Readers by professional status Count As %
Student > Master 12 18%
Researcher 11 17%
Other 8 12%
Student > Ph. D. Student 8 12%
Student > Bachelor 7 11%
Other 11 17%
Unknown 8 12%
Readers by discipline Count As %
Medicine and Dentistry 24 37%
Biochemistry, Genetics and Molecular Biology 16 25%
Immunology and Microbiology 6 9%
Agricultural and Biological Sciences 2 3%
Nursing and Health Professions 1 2%
Other 3 5%
Unknown 13 20%

Attention Score in Context

This research output has an Altmetric Attention Score of 1. This is our high-level measure of the quality and quantity of online attention that it has received. This Attention Score, as well as the ranking and number of research outputs shown below, was calculated when the research output was last mentioned on 10 April 2017.
All research outputs
#7,460,532
of 9,665,907 outputs
Outputs from Current Hematologic Malignancy Reports
#140
of 195 outputs
Outputs of similar age
#189,244
of 262,848 outputs
Outputs of similar age from Current Hematologic Malignancy Reports
#11
of 13 outputs
Altmetric has tracked 9,665,907 research outputs across all sources so far. This one is in the 12th percentile – i.e., 12% of other outputs scored the same or lower than it.
So far Altmetric has tracked 195 research outputs from this source. They receive a mean Attention Score of 4.2. This one is in the 13th percentile – i.e., 13% of its peers scored the same or lower than it.
Older research outputs will score higher simply because they've had more time to accumulate mentions. To account for age we can compare this Altmetric Attention Score to the 262,848 tracked outputs that were published within six weeks on either side of this one in any source. This one is in the 15th percentile – i.e., 15% of its contemporaries scored the same or lower than it.

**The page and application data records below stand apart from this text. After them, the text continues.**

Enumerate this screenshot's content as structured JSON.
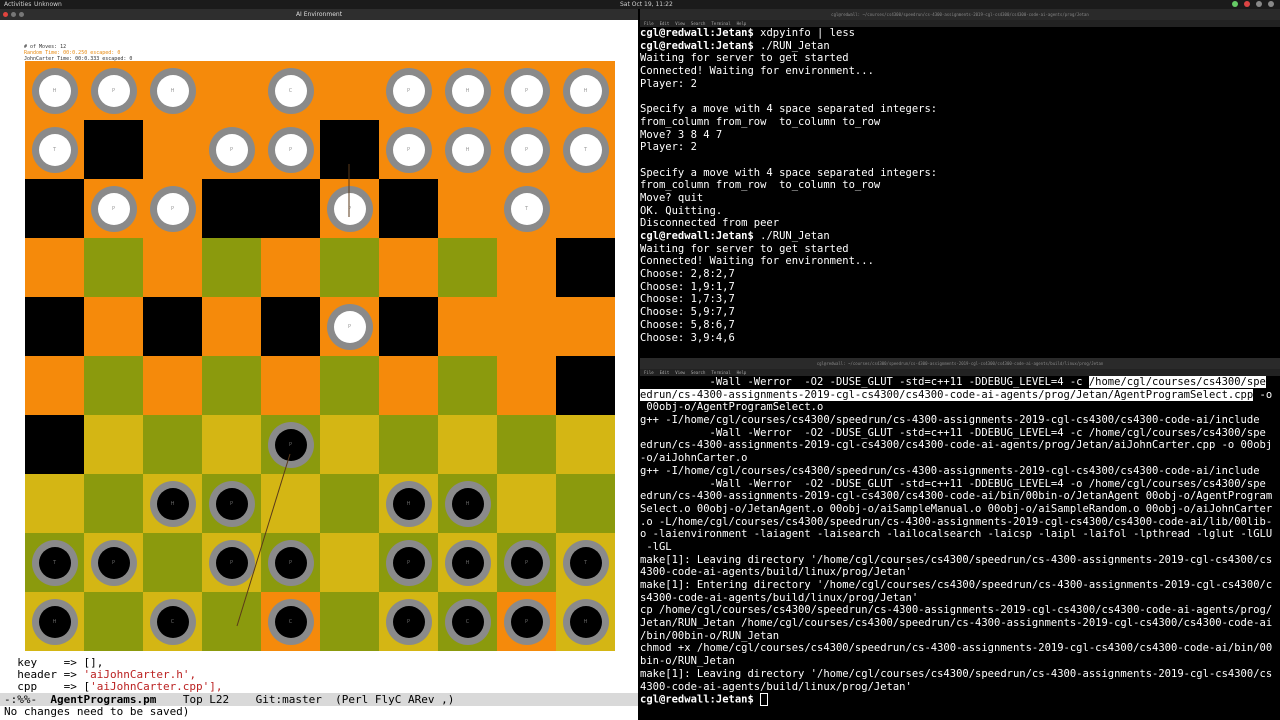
{
  "topbar": {
    "activities": "Activities",
    "app": "Unknown",
    "clock": "Sat Oct 19, 11:22"
  },
  "game": {
    "window_title": "AI Environment",
    "hud": [
      "# of Moves: 12",
      "Random Time: 00:0.250   escaped: 0",
      "JohnCarter Time: 00:0.333   escaped: 0"
    ],
    "board": {
      "cells": [
        [
          "O",
          "O",
          "O",
          "O",
          "O",
          "O",
          "O",
          "O",
          "O",
          "O"
        ],
        [
          "O",
          "K",
          "O",
          "O",
          "O",
          "K",
          "O",
          "O",
          "O",
          "O"
        ],
        [
          "K",
          "O",
          "O",
          "K",
          "K",
          "O",
          "K",
          "O",
          "O",
          "O"
        ],
        [
          "O",
          "G",
          "O",
          "G",
          "O",
          "G",
          "O",
          "G",
          "O",
          "K"
        ],
        [
          "K",
          "O",
          "K",
          "O",
          "K",
          "O",
          "K",
          "O",
          "O",
          "O"
        ],
        [
          "O",
          "G",
          "O",
          "G",
          "O",
          "G",
          "O",
          "G",
          "O",
          "K"
        ],
        [
          "K",
          "Y",
          "G",
          "Y",
          "G",
          "Y",
          "G",
          "Y",
          "G",
          "Y"
        ],
        [
          "Y",
          "G",
          "Y",
          "G",
          "Y",
          "G",
          "Y",
          "G",
          "Y",
          "G"
        ],
        [
          "G",
          "Y",
          "G",
          "Y",
          "G",
          "Y",
          "G",
          "Y",
          "G",
          "Y"
        ],
        [
          "Y",
          "G",
          "Y",
          "G",
          "O",
          "G",
          "Y",
          "G",
          "O",
          "Y"
        ]
      ],
      "pieces": [
        [
          "W",
          "W",
          "W",
          "",
          "W",
          "",
          "W",
          "W",
          "W",
          "W"
        ],
        [
          "W",
          "",
          "",
          "W",
          "W",
          "",
          "W",
          "W",
          "W",
          "W"
        ],
        [
          "",
          "W",
          "W",
          "",
          "",
          "W",
          "",
          "",
          "W",
          ""
        ],
        [
          "",
          "",
          "",
          "",
          "",
          "",
          "",
          "",
          "",
          ""
        ],
        [
          "",
          "",
          "",
          "",
          "",
          "W",
          "",
          "",
          "",
          ""
        ],
        [
          "",
          "",
          "",
          "",
          "",
          "",
          "",
          "",
          "",
          ""
        ],
        [
          "",
          "",
          "",
          "",
          "B",
          "",
          "",
          "",
          "",
          ""
        ],
        [
          "",
          "",
          "B",
          "B",
          "",
          "",
          "B",
          "B",
          "",
          ""
        ],
        [
          "B",
          "B",
          "",
          "B",
          "B",
          "",
          "B",
          "B",
          "B",
          "B"
        ],
        [
          "B",
          "",
          "B",
          "",
          "B",
          "",
          "B",
          "B",
          "B",
          "B"
        ]
      ],
      "piece_labels": [
        [
          "H",
          "P",
          "H",
          "",
          "C",
          "",
          "P",
          "H",
          "P",
          "H"
        ],
        [
          "T",
          "",
          "",
          "P",
          "P",
          "",
          "P",
          "H",
          "P",
          "T"
        ],
        [
          "",
          "P",
          "P",
          "",
          "",
          "P",
          "",
          "",
          "T",
          ""
        ],
        [
          "",
          "",
          "",
          "",
          "",
          "",
          "",
          "",
          "",
          ""
        ],
        [
          "",
          "",
          "",
          "",
          "",
          "P",
          "",
          "",
          "",
          ""
        ],
        [
          "",
          "",
          "",
          "",
          "",
          "",
          "",
          "",
          "",
          ""
        ],
        [
          "",
          "",
          "",
          "",
          "P",
          "",
          "",
          "",
          "",
          ""
        ],
        [
          "",
          "",
          "H",
          "P",
          "",
          "",
          "H",
          "H",
          "",
          ""
        ],
        [
          "T",
          "P",
          "",
          "P",
          "P",
          "",
          "P",
          "H",
          "P",
          "T"
        ],
        [
          "H",
          "",
          "C",
          "",
          "C",
          "",
          "P",
          "C",
          "P",
          "H"
        ]
      ],
      "colors": {
        "O": "#f58a0b",
        "K": "#000000",
        "G": "#8b9a0d",
        "Y": "#d4b614"
      }
    }
  },
  "emacs": {
    "lines": [
      {
        "pre": "  key    => [],",
        "str": ""
      },
      {
        "pre": "  header => ",
        "str": "'aiJohnCarter.h',"
      },
      {
        "pre": "  cpp    => [",
        "str": "'aiJohnCarter.cpp'],"
      }
    ],
    "modeline_pre": "-:%%-  ",
    "buffer": "AgentPrograms.pm",
    "modeline_post": "    Top L22    Git:master  (Perl FlyC ARev ,)",
    "echo": "No changes need to be saved)"
  },
  "term1": {
    "title": "cgl@redwall: ~/courses/cs4300/speedrun/cs-4300-assignments-2019-cgl-cs4300/cs4300-code-ai-agents/prog/Jetan",
    "menu": [
      "File",
      "Edit",
      "View",
      "Search",
      "Terminal",
      "Help"
    ],
    "lines": [
      {
        "p": "cgl@redwall",
        "d": ":Jetan$",
        "c": " xdpyinfo | less"
      },
      {
        "p": "cgl@redwall",
        "d": ":Jetan$",
        "c": " ./RUN_Jetan"
      },
      {
        "t": "Waiting for server to get started"
      },
      {
        "t": "Connected! Waiting for environment..."
      },
      {
        "t": "Player: 2"
      },
      {
        "t": ""
      },
      {
        "t": "Specify a move with 4 space separated integers:"
      },
      {
        "t": "from_column from_row  to_column to_row"
      },
      {
        "t": "Move? 3 8 4 7"
      },
      {
        "t": "Player: 2"
      },
      {
        "t": ""
      },
      {
        "t": "Specify a move with 4 space separated integers:"
      },
      {
        "t": "from_column from_row  to_column to_row"
      },
      {
        "t": "Move? quit"
      },
      {
        "t": "OK. Quitting."
      },
      {
        "t": "Disconnected from peer"
      },
      {
        "p": "cgl@redwall",
        "d": ":Jetan$",
        "c": " ./RUN_Jetan"
      },
      {
        "t": "Waiting for server to get started"
      },
      {
        "t": "Connected! Waiting for environment..."
      },
      {
        "t": "Choose: 2,8:2,7"
      },
      {
        "t": "Choose: 1,9:1,7"
      },
      {
        "t": "Choose: 1,7:3,7"
      },
      {
        "t": "Choose: 5,9:7,7"
      },
      {
        "t": "Choose: 5,8:6,7"
      },
      {
        "t": "Choose: 3,9:4,6"
      }
    ]
  },
  "term2": {
    "title": "cgl@redwall: ~/courses/cs4300/speedrun/cs-4300-assignments-2019-cgl-cs4300/cs4300-code-ai-agents/build/linux/prog/Jetan",
    "menu": [
      "File",
      "Edit",
      "View",
      "Search",
      "Terminal",
      "Help"
    ],
    "lines": [
      {
        "t": "           -Wall -Werror  -O2 -DUSE_GLUT -std=c++11 -DDEBUG_LEVEL=4 -c ",
        "s": "/home/cgl/courses/cs4300/spe"
      },
      {
        "s": "edrun/cs-4300-assignments-2019-cgl-cs4300/cs4300-code-ai-agents/prog/Jetan/AgentProgramSelect.cpp",
        "t": " -o"
      },
      {
        "t": " 00obj-o/AgentProgramSelect.o"
      },
      {
        "t": "g++ -I/home/cgl/courses/cs4300/speedrun/cs-4300-assignments-2019-cgl-cs4300/cs4300-code-ai/include"
      },
      {
        "t": "           -Wall -Werror  -O2 -DUSE_GLUT -std=c++11 -DDEBUG_LEVEL=4 -c /home/cgl/courses/cs4300/spe"
      },
      {
        "t": "edrun/cs-4300-assignments-2019-cgl-cs4300/cs4300-code-ai-agents/prog/Jetan/aiJohnCarter.cpp -o 00obj"
      },
      {
        "t": "-o/aiJohnCarter.o"
      },
      {
        "t": "g++ -I/home/cgl/courses/cs4300/speedrun/cs-4300-assignments-2019-cgl-cs4300/cs4300-code-ai/include"
      },
      {
        "t": "           -Wall -Werror  -O2 -DUSE_GLUT -std=c++11 -DDEBUG_LEVEL=4 -o /home/cgl/courses/cs4300/spe"
      },
      {
        "t": "edrun/cs-4300-assignments-2019-cgl-cs4300/cs4300-code-ai/bin/00bin-o/JetanAgent 00obj-o/AgentProgram"
      },
      {
        "t": "Select.o 00obj-o/JetanAgent.o 00obj-o/aiSampleManual.o 00obj-o/aiSampleRandom.o 00obj-o/aiJohnCarter"
      },
      {
        "t": ".o -L/home/cgl/courses/cs4300/speedrun/cs-4300-assignments-2019-cgl-cs4300/cs4300-code-ai/lib/00lib-"
      },
      {
        "t": "o -laienvironment -laiagent -laisearch -lailocalsearch -laicsp -laipl -laifol -lpthread -lglut -lGLU"
      },
      {
        "t": " -lGL"
      },
      {
        "t": "make[1]: Leaving directory '/home/cgl/courses/cs4300/speedrun/cs-4300-assignments-2019-cgl-cs4300/cs"
      },
      {
        "t": "4300-code-ai-agents/build/linux/prog/Jetan'"
      },
      {
        "t": "make[1]: Entering directory '/home/cgl/courses/cs4300/speedrun/cs-4300-assignments-2019-cgl-cs4300/c"
      },
      {
        "t": "s4300-code-ai-agents/build/linux/prog/Jetan'"
      },
      {
        "t": "cp /home/cgl/courses/cs4300/speedrun/cs-4300-assignments-2019-cgl-cs4300/cs4300-code-ai-agents/prog/"
      },
      {
        "t": "Jetan/RUN_Jetan /home/cgl/courses/cs4300/speedrun/cs-4300-assignments-2019-cgl-cs4300/cs4300-code-ai"
      },
      {
        "t": "/bin/00bin-o/RUN_Jetan"
      },
      {
        "t": "chmod +x /home/cgl/courses/cs4300/speedrun/cs-4300-assignments-2019-cgl-cs4300/cs4300-code-ai/bin/00"
      },
      {
        "t": "bin-o/RUN_Jetan"
      },
      {
        "t": "make[1]: Leaving directory '/home/cgl/courses/cs4300/speedrun/cs-4300-assignments-2019-cgl-cs4300/cs"
      },
      {
        "t": "4300-code-ai-agents/build/linux/prog/Jetan'"
      },
      {
        "p": "cgl@redwall",
        "d": ":Jetan$",
        "c": " ",
        "cursor": true
      }
    ]
  }
}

We're also able to compare this research output to 13 others from the same source and published within six weeks on either side of this one. This one is in the 15th percentile – i.e., 15% of its contemporaries scored the same or lower than it.